Practice makes perfect right? WRONG! The Voice Studio is reclaiming this famous phrase and giving it our own spin:
"Perfect practice makes perfect"
Is it possible to practice perfectly? We think so! Perhaps there is no such thing as a perfect performance, or a perfectly sung song. It's all so subjective right? But we definitely believe that by following our top 5 perfect practice tips, you can practice perfectly practically every time...
1. Short Bursts
At The Voice Studio we are big advocates of short bursts of practice. We have found that 5 - 7 minutes of practice on one or two vocal exercises is much more efficient than 20 minutes of singing your song through a few times for example. We have found that twenty minutes divided into 4 mini blocks of 5 minutes is the most efficient and useful way to make steady development in your singing technique. We recommend literally setting your timer for 5 minutes and moving on when your time is up. You could do two twenty minute blocks a day if you like.
There is plenty of scientific research that proves the theory of practicing in short bursts. In simple terms, every time we begin a new task our brain has to reconfigure and re-plan what it is doing. This results in new neuro connections in the brain resulting in information we are learning being retained for longer and more efficiently. There are numerous studies that show practicing more things for shorter periods of time is more beneficial than long periods of time on one thing.
2. Take it Slow and Steady
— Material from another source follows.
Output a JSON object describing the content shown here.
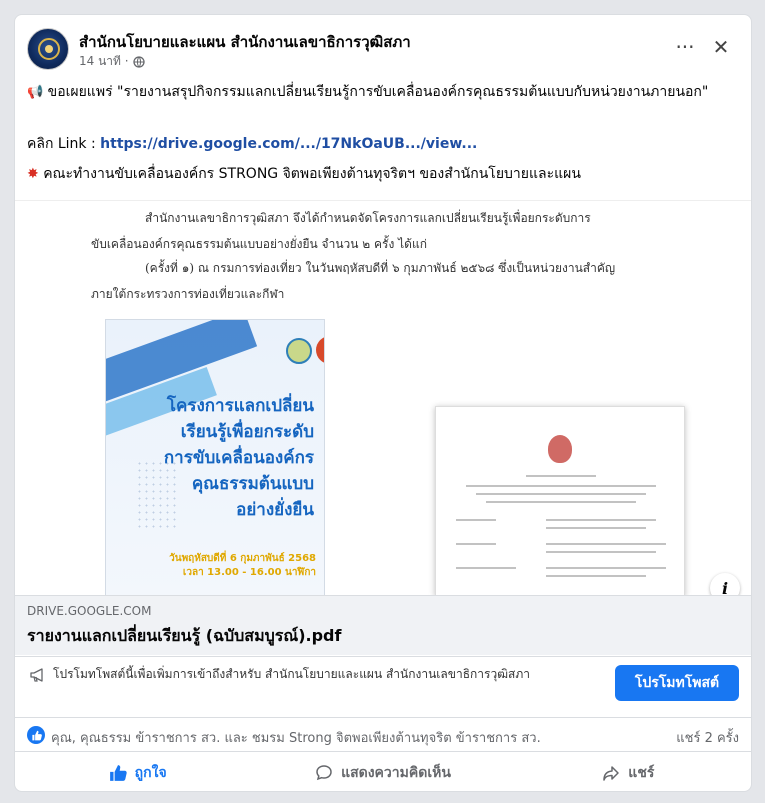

Slow, steady, focussed, attentive work results in solid, long lasting progress. Think of the singing progress you want to make as a very very long ruler (stay with us). Making huge ten meter strides at random points will result in confusion, lack of retention and periods of not moving forward. When you make progress you want to be sure of why and how you had that break through. Making smaller milimetre steps of progress daily will result in paying more attention to what you are doing and in turn a deeper understanding of your voice and how it works (concentration is a muscle that needs to be trained like every other!). You will find that all your singing skills will develop steadily at the same time rather than making huge advancements in one area while the others stay stagnant, struggling to catch up.
Good alignment is absolutely essential for efficient use of the voice. In a nut shell good posture is the alignment of the whole body with special emphasis on the spine, neck and head. Good posture allows our body to successfully act as a resonator for the sound we make, and to breathe at our most efficient. It also makes us look confident and assured, and enables us to communicate effortlessly with flow and ease. If the spine is out of alignment then so will the larynx and everything around it required for supple movement and support. If we compromise on posture then we will compensate by straining and pushing too much air over the vocal chords - an article and video on perfect posture is coming soon.
Water takes four hours to reach your vocal chords, so drinking a glass of water at the start of your practice will have no benefit for your voice there and then, although it is still good to sip water through out your practice. Aim to slowly sip clean, fresh spring water from the moment you wake up throughout the day leaving four hours before you start to sing (yes, it does mean waking up at silly 'o clock if you have an early morning session/audition/performance). If you practice on dehydrated vocal chords they won't make efficient contact. You will push more air, increasing friction (i.e heat), resulting in more drying out. The best and quickest way to hydrate your vocal chords is to steam. Steaming your voice is what is known as topical application (the beads of water hit your vocal chords instantly). It is the most nourishing, hydrating thing you can do for your voice. We highly recommend the Dr Nelsons Inhaler available here from John Bell and Croydon on Wigmore St, London.
The first principle of voice is contact. And we are not talking about calling your best friend for the weekly gossip. We are talking about vocal chord contact. In daily life and especially in practice we highly recommend always aiming for clean, clear tone (voice without breathiness). A voice with huskiness or breathiness indicates that the vocal chords are not making efficient contact and this results in straining the voice. It is absolutely possible to improve breathy tone with some steady, detailed practice (find a good vocal coach to assist you). If you can not produce clean clear tone we would suggest seeing an ENT specialist. Visit the British Voice Association for a list of clinics.
Slow, steady and attentive practice is essential for progress in any field. If you want to run a marathon it is slow, steady, daily practice that is required.
Above all make your voice work fun. The word 'practice' is used a lot and it conjures up images of being stuck at a school desk for hours on end wishing you were somewhere else. The best advice we can give you is to think of your voice work as exploring, discovering and playing with new sounds and new sensations. Go forth and become the best that you can be. And always feel free to contact us for a chat or to ask any questions.